Save money by winterizing your home

To stop your money from flowing out your windows, under your doors and through your electric outlets follow these tips.
With winter approaching, temperatures will be going down and heating bills will be going up. Heating and cooling account for about 56 per cent of energy use in a typical North American home, making it the largest energy expense for most homes, according to the U.S. Department of Energy. Many heat-saving tricks can also save cooling costs in the summer. And they help the environment in addition to helping your pocketbook.

To stop your money from flowing out your windows, under your doors and through your electric outlets follow these tips.

Find Energy-Sucking Culprits

Pass your hand around windows and doors on a cold day to find cold spots. Other heat-loss suspects include window-mounted air-conditioning units, dryer vents, outdoor faucets, cable TV and phone lines, and electric and gas service lines.

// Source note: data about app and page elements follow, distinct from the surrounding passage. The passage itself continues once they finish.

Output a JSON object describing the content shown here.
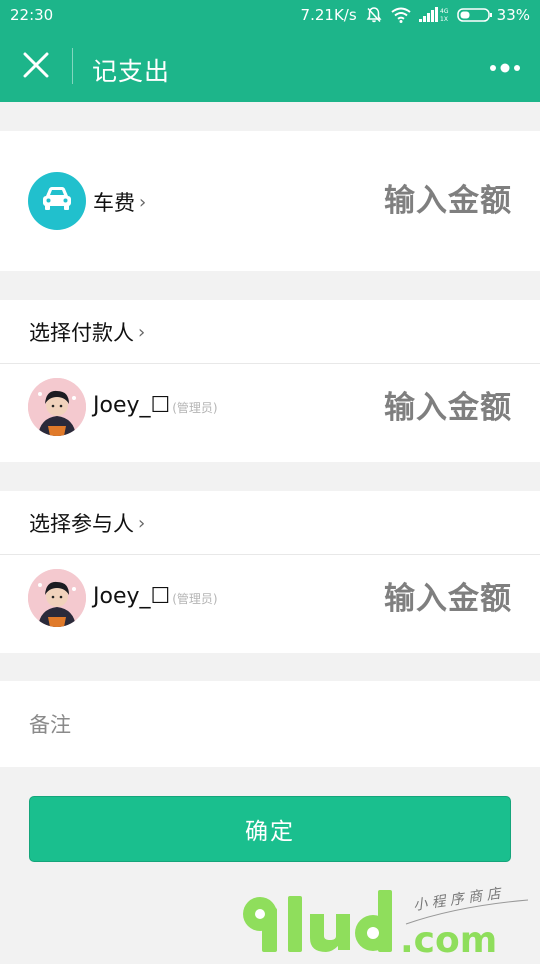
{
  "status_bar": {
    "time": "22:30",
    "net_speed": "7.21K/s",
    "battery": "33%",
    "network_top": "4G",
    "network_bottom": "1X"
  },
  "nav": {
    "title": "记支出"
  },
  "category": {
    "label": "车费",
    "amount_placeholder": "输入金额",
    "icon": "car-icon",
    "icon_color": "#21c0cd"
  },
  "payer": {
    "select_label": "选择付款人",
    "person": {
      "name": "Joey_☐",
      "role": "(管理员)",
      "amount_placeholder": "输入金额"
    }
  },
  "participant": {
    "select_label": "选择参与人",
    "person": {
      "name": "Joey_☐",
      "role": "(管理员)",
      "amount_placeholder": "输入金额"
    }
  },
  "remark": {
    "placeholder": "备注"
  },
  "confirm": {
    "label": "确定"
  },
  "colors": {
    "header": "#1db58a",
    "button": "#1abf8e"
  },
  "watermark": {
    "brand": "91ud",
    "domain": ".com",
    "tagline": "小程序商店"
  }
}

On a cold windy day, turn on bathroom fans and stove vents then walk around the house holding a burning incense stick. Drafts will blow the smoke. Or turn off the lights at night and have a friend shine a flashlight around door and window edges and electric sockets. You can see light through larger cracks. Close a window or door on a piece of paper. If you can pull it out without tearing it, you're losing heat.

You can also ask your electric company if they offer free energy audits. An inspector might point out energy saving tips you'd never think of yourself. (The average family spends $1,600 US/year on utility bills — find out how to put some of that back in your wallet. Read 10 Ways To Save Energy And Money.)

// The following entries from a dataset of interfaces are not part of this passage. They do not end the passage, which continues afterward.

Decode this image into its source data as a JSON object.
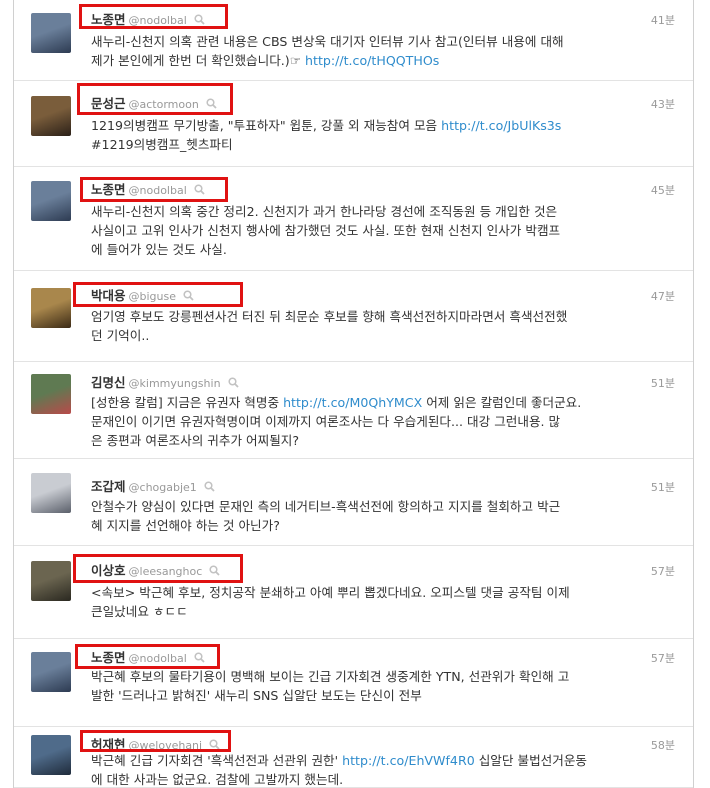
{
  "tweets": [
    {
      "name": "노종면",
      "handle": "@nodolbal",
      "time": "41분",
      "lines": [
        [
          {
            "t": "새누리-신천지 의혹 관련 내용은 CBS 변상욱 대기자 인터뷰 기사 참고(인터뷰 내용에 대해"
          }
        ],
        [
          {
            "t": "제가 본인에게 한번 더 확인했습니다.)☞ "
          },
          {
            "t": "http://t.co/tHQQTHOs",
            "link": true
          }
        ]
      ]
    },
    {
      "name": "문성근",
      "handle": "@actormoon",
      "time": "43분",
      "lines": [
        [
          {
            "t": "1219의병캠프 무기방출, \"투표하자\" 윕툰, 강풀 외 재능참여 모음 "
          },
          {
            "t": "http://t.co/JbUlKs3s",
            "link": true
          }
        ],
        [
          {
            "t": "#1219의병캠프_헷츠파티"
          }
        ]
      ]
    },
    {
      "name": "노종면",
      "handle": "@nodolbal",
      "time": "45분",
      "lines": [
        [
          {
            "t": "새누리-신천지 의혹 중간 정리2. 신천지가 과거 한나라당 경선에 조직동원 등 개입한 것은"
          }
        ],
        [
          {
            "t": "사실이고 고위 인사가 신천지 행사에 참가했던 것도 사실. 또한 현재 신천지 인사가 박캠프"
          }
        ],
        [
          {
            "t": "에 들어가 있는 것도 사실."
          }
        ]
      ]
    },
    {
      "name": "박대용",
      "handle": "@biguse",
      "time": "47분",
      "lines": [
        [
          {
            "t": "엄기영 후보도 강릉펜션사건 터진 뒤 최문순 후보를 향해 흑색선전하지마라면서 흑색선전했"
          }
        ],
        [
          {
            "t": "던 기억이.."
          }
        ]
      ]
    },
    {
      "name": "김명신",
      "handle": "@kimmyungshin",
      "time": "51분",
      "lines": [
        [
          {
            "t": "[성한용 칼럼] 지금은 유권자 혁명중 "
          },
          {
            "t": "http://t.co/M0QhYMCX",
            "link": true
          },
          {
            "t": " 어제 읽은 칼럼인데 좋더군요."
          }
        ],
        [
          {
            "t": "문재인이 이기면 유권자혁명이며 이제까지 여론조사는 다 우습게된다... 대강 그런내용. 많"
          }
        ],
        [
          {
            "t": "은 종편과 여론조사의 귀추가 어찌될지?"
          }
        ]
      ]
    },
    {
      "name": "조갑제",
      "handle": "@chogabje1",
      "time": "51분",
      "lines": [
        [
          {
            "t": "안철수가 양심이 있다면 문재인 측의 네거티브-흑색선전에 항의하고 지지를 철회하고 박근"
          }
        ],
        [
          {
            "t": "혜 지지를 선언해야 하는 것 아닌가?"
          }
        ]
      ]
    },
    {
      "name": "이상호",
      "handle": "@leesanghoc",
      "time": "57분",
      "lines": [
        [
          {
            "t": "<속보> 박근혜 후보, 정치공작 분쇄하고 아예 뿌리 뽑겠다네요. 오피스텔 댓글 공작팀 이제"
          }
        ],
        [
          {
            "t": "큰일났네요 ㅎㄷㄷ"
          }
        ]
      ]
    },
    {
      "name": "노종면",
      "handle": "@nodolbal",
      "time": "57분",
      "lines": [
        [
          {
            "t": "박근혜 후보의 물타기용이 명백해 보이는 긴급 기자회견 생중계한 YTN, 선관위가 확인해 고"
          }
        ],
        [
          {
            "t": "발한 '드러나고 밝혀진' 새누리 SNS 십알단 보도는 단신이 전부"
          }
        ]
      ]
    },
    {
      "name": "허재현",
      "handle": "@welovehani",
      "time": "58분",
      "lines": [
        [
          {
            "t": "박근혜 긴급 기자회견 '흑색선전과 선관위 권한' "
          },
          {
            "t": "http://t.co/EhVWf4R0",
            "link": true
          },
          {
            "t": " 십알단 불법선거운동"
          }
        ],
        [
          {
            "t": "에 대한 사과는 없군요. 검찰에 고발까지 했는데."
          }
        ]
      ]
    }
  ]
}
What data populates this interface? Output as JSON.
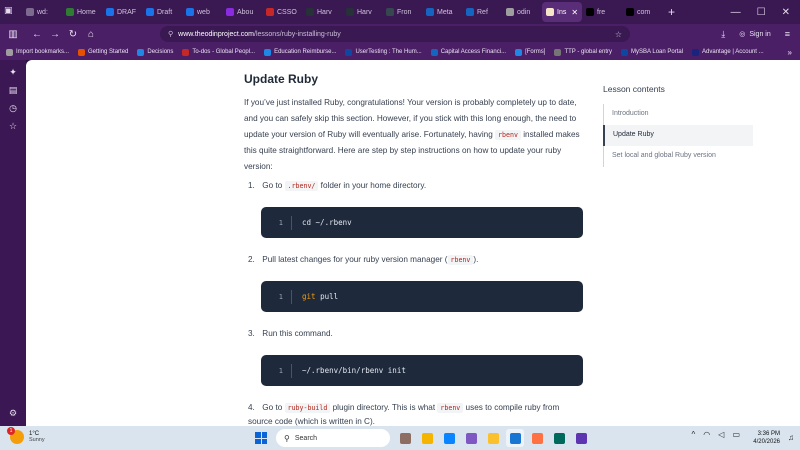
{
  "browser": {
    "tabs": [
      {
        "label": "wd:",
        "color": "#7d6b8f"
      },
      {
        "label": "Home",
        "color": "#2e7d32"
      },
      {
        "label": "DRAF",
        "color": "#1a73e8"
      },
      {
        "label": "Draft",
        "color": "#1a73e8"
      },
      {
        "label": "web",
        "color": "#1a73e8"
      },
      {
        "label": "Abou",
        "color": "#8a2be2"
      },
      {
        "label": "CSSO",
        "color": "#c62828"
      },
      {
        "label": "Harv",
        "color": "#263238"
      },
      {
        "label": "Harv",
        "color": "#263238"
      },
      {
        "label": "Fron",
        "color": "#37474f"
      },
      {
        "label": "Meta",
        "color": "#1565c0"
      },
      {
        "label": "Ref",
        "color": "#1565c0"
      },
      {
        "label": "odin",
        "color": "#9e9e9e"
      },
      {
        "label": "Ins",
        "color": "#f5e6c8",
        "active": true
      },
      {
        "label": "fre",
        "color": "#000000"
      },
      {
        "label": "com",
        "color": "#000000"
      }
    ],
    "url_host": "www.theodinproject.com",
    "url_path": "/lessons/ruby-installing-ruby",
    "signin_label": "Sign in",
    "bookmarks": [
      {
        "label": "Import bookmarks...",
        "color": "#9e9e9e"
      },
      {
        "label": "Getting Started",
        "color": "#e65100"
      },
      {
        "label": "Decisions",
        "color": "#1e88e5"
      },
      {
        "label": "To-dos - Global Peopl...",
        "color": "#c62828"
      },
      {
        "label": "Education Reimburse...",
        "color": "#1e88e5"
      },
      {
        "label": "UserTesting : The Hum...",
        "color": "#0d47a1"
      },
      {
        "label": "Capital Access Financi...",
        "color": "#1565c0"
      },
      {
        "label": "[Forms]",
        "color": "#1e88e5"
      },
      {
        "label": "TTP - global entry",
        "color": "#757575"
      },
      {
        "label": "MySBA Loan Portal",
        "color": "#0d47a1"
      },
      {
        "label": "Advantage | Account ...",
        "color": "#1a237e"
      }
    ]
  },
  "lesson": {
    "title": "Update Ruby",
    "para_1": "If you’ve just installed Ruby, congratulations! Your version is probably completely up to date, and you can safely skip this section. However, if you stick with this long enough, the need to update your version of Ruby will eventually arise. Fortunately, having",
    "para_code": "rbenv",
    "para_2": "installed makes this quite straightforward. Here are step by step instructions on how to update your ruby version:",
    "steps": [
      {
        "num": "1.",
        "pre": "Go to",
        "code": ".rbenv/",
        "post": "folder in your home directory.",
        "line": "1",
        "cmd": "cd ~/.rbenv"
      },
      {
        "num": "2.",
        "pre": "Pull latest changes for your ruby version manager (",
        "code": "rbenv",
        "post": ").",
        "line": "1",
        "cmd_kw": "git",
        "cmd": "pull"
      },
      {
        "num": "3.",
        "pre": "Run this command.",
        "line": "1",
        "cmd": "~/.rbenv/bin/rbenv init"
      },
      {
        "num": "4.",
        "pre": "Go to",
        "code": "ruby-build",
        "mid": "plugin directory. This is what",
        "code2": "rbenv",
        "post": "uses to compile ruby from source code (which is written in C)."
      }
    ]
  },
  "toc": {
    "title": "Lesson contents",
    "items": [
      "Introduction",
      "Update Ruby",
      "Set local and global Ruby version"
    ]
  },
  "taskbar": {
    "temp": "1°C",
    "condition": "Sunny",
    "badge": "1",
    "search_label": "Search",
    "time": "3:36 PM",
    "date": "4/20/2026",
    "apps": [
      "#8d6e63",
      "#f4b400",
      "#0a84ff",
      "#7e57c2",
      "#fbc02d",
      "#1976d2",
      "#ff7043",
      "#00695c",
      "#5e35b1"
    ]
  }
}
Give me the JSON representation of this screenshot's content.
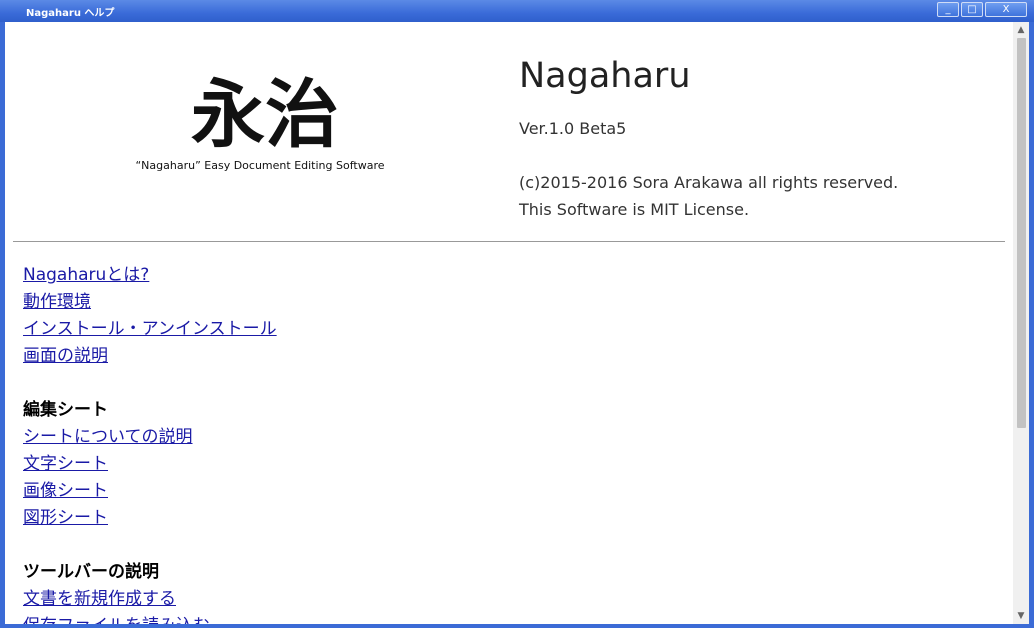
{
  "window": {
    "title": "Nagaharu ヘルプ",
    "buttons": [
      "_",
      "□",
      "X"
    ]
  },
  "header": {
    "logo_text": "永治",
    "logo_caption": "“Nagaharu” Easy Document Editing Software",
    "app_name": "Nagaharu",
    "version": "Ver.1.0 Beta5",
    "copyright": "(c)2015-2016 Sora Arakawa all rights reserved.",
    "license": "This Software is MIT License."
  },
  "nav": {
    "group1": [
      "Nagaharuとは?",
      "動作環境",
      "インストール・アンインストール",
      "画面の説明"
    ],
    "heading2": "編集シート",
    "group2": [
      "シートについての説明",
      "文字シート",
      "画像シート",
      "図形シート"
    ],
    "heading3": "ツールバーの説明",
    "group3": [
      "文書を新規作成する",
      "保存ファイルを読み込む"
    ]
  }
}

Windows Are Heat Losers

Air sealing, done with caulking and weather stripping, is one of the biggest energy efficiency improvements you can do. ((Nathan Denette/Canadian Press))
Close drapes and blinds at night. Open them during the day, especially for south-facing windows, to let the sun in. Heavy drapes can also help, and make sure your storm windows are closed. If you have older windows, replacing them with new energy-efficient ones is a large investment but worth the cost in the long run.

A cheaper, temporary alternative is to buy window insulator kits to cover the window with a sheet of clear plastic. Attach the sheet to the window frame with double-sided tape then shrink wrap it with a hair dryer. (Upgrading household appliances to more energy-efficient models can slash your utilities bill. Check out Home Energy Savings Add Up.)

Seal The Air

You don't always need to spend a ton to save money. Air sealing, done with caulking and weather stripping, is one of the biggest energy efficiency improvements you can do. And it not only cuts heating costs, it also improves your home's comfort and durability, according to the U.S. Department of Energy.

To judge how much weather stripping you'll need, measure the window and door frames and add 10 to 15 per cent. Think about the location and expected wear and tear when picking the type of weather stripping. Felt and open-cell foams are less efficient and more visible but are cheaper and easy to apply, making them fine for low-traffic areas. Vinyl, though slightly more expensive, holds up well and resists moisture. Metals such as stainless steel or aluminum last longer and are affordable.

Caulk is usually sold in disposal cartridges and applied with a caulking gun, but you can also buy aerosol cans, squeeze tubes and ropes for easy application, which is especially good on small jobs. (Find out how to reduce your costs with these inexpensive tips. Check out 6 Ways To Save On Your Utility Bill.)

A draft dodger, a snake-like piece of cloth wrapped around sand, placed at the bottom of a door will block the cold. The ones sold at stores may look like cute little animals, but a rolled up towel will also do. Unscrew outlet covers on outside walls and put foam gaskets on the outlets or reseal them with caulk.

Don't Let Santa In

Close your chimney flue damper if you have one. Consider installing glass doors on the fireplace if you don't have them now. Or think about buying a new rubber damper for a tighter seal.

You could also buy a fireplace chimney balloon, a plastic balloon that goes under the damper. Measure your fireplace to get one that's the right size. (You can enjoy the festive season without a jolly increase in your energy costs. We'll show you how in Earn A Holiday Bonus Through Energy Savings.)

Insulation Investment

Make sure your heating system is serviced. Replace the filter monthly. Check that vents, including return ducts, are not blocked by furniture, toys or piles of clothes. Cover your air ducts with insulation if they're not already. Drain your sprinkler pipes if you have them to make sure pipes underground don't freeze and break.

Check for old, dirty insulation in the attic that needs to be replaced. You can add new insulation on top of old, if you don't add the kind with paper backing (the paper side faces down, by the way). Determining the proper the proper amount of insulation is tricky. A quick guide is that you should have at least 12 inches (30 cm), enough to cover the ceiling joists.

The final tip that everyone already knows is to watch your thermostat. Make sure the house really is too cold before you crank it up; try grabbing a sweater first. Those winter heating bills can really add up but luckily, so can these simple tips. Get proactive about saving energy and you'll not only help the environment, you'll help out your wallet.